Costa Rica animal, wildlife

Animals of Costa Rica

reptiles in Costa Rica

Animal lovers the world over will be in heaven exploring the incredible array of species that exist side by side in Costa Rica. Many people are attracted to Costa Rica purely for the birds and at the time of writing, over 850 species had been identified, including fifteen types of parrot and six tyes of toucan. The Quetzal is Costa Rica's national bird and another main attraction for the birdwatcher. This amazing animal has a long, elegant tail; bright green and red feathers; and an incredible spikey punk-style hairdo. It needs to be seen to be believed! The Quetzal is mainly found in the Central American mountain ranges of Costa Rica and North Panama and between Southern Mexico and Honduras.The best place to spot one in Costa Rica is Monteverde, in the Puntarenas Province.

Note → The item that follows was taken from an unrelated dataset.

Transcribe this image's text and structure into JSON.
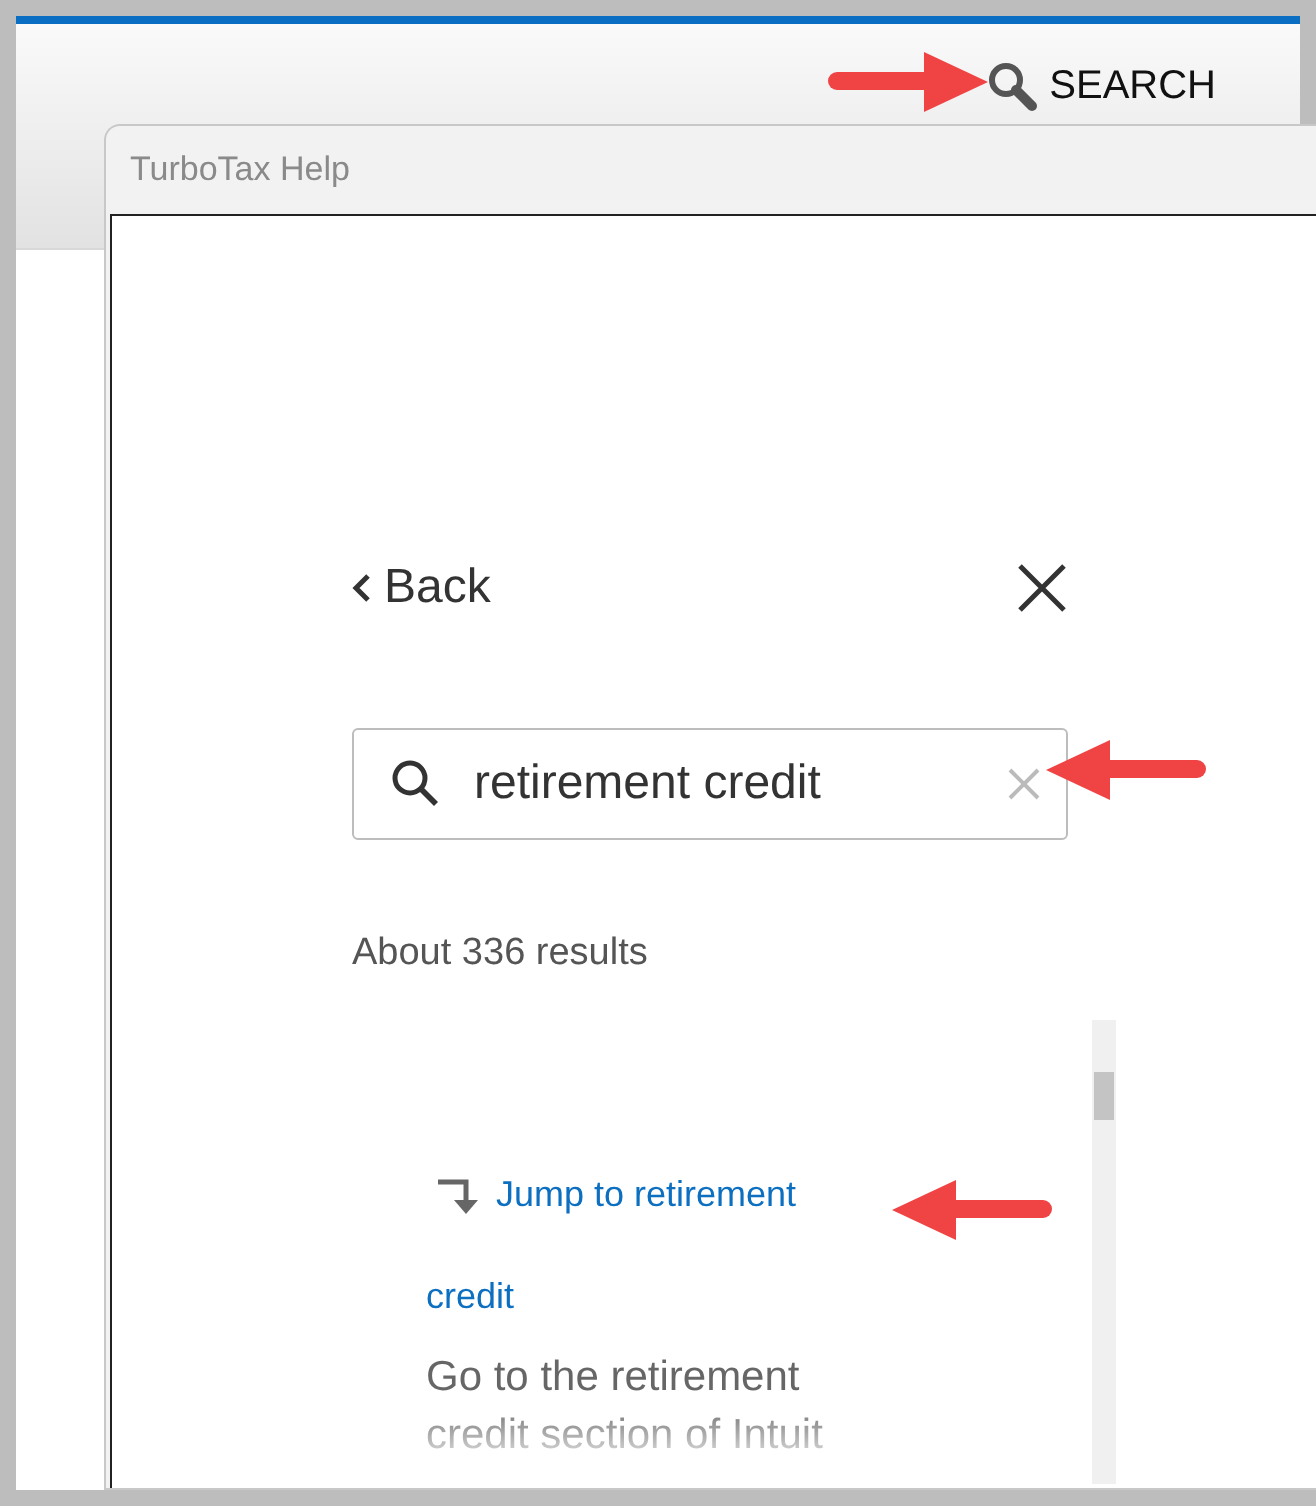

Costa Rica is also home to around 200 species of mammals. In the 20 Costa Rican national parks you can see four different species of monkey. In Manuel Antonio National Park three-toed and two-toed sloths are in abundance, however, the latter is spotted with less frequency as it is nocturnal. Anteaters, armadillos, bats, jaguars and raccoons are among Costa Rica's animal inhabitants.

35,000 kinds of insect are reported to have been found in Costa Rica, including 10% of the world's butterfly species. Costa Rica is one of the only places to actually farm butterflies and visitors can go to the butterfly farm in Alajuela Province and learn all about the life cycle of these incredible animals.

Of the 175 species of amphibians in Costa Rica, frogs are particularly prominent animals, with their brightly coloured skins to warn off predators or toxin-emitting bodies, they have numerous survival techniques. Costa Rica's frog population includes anything from poison arrow frogs to tree frogs and glass frogs.

There are also 200 types of reptiles over half of which are snakes, however these are rarely spotted. Crocodiles and lizards are in abundance, as are turtles - Costa Rica has 14 species, three of which can be seen at the aptly named Tortuguero National Park.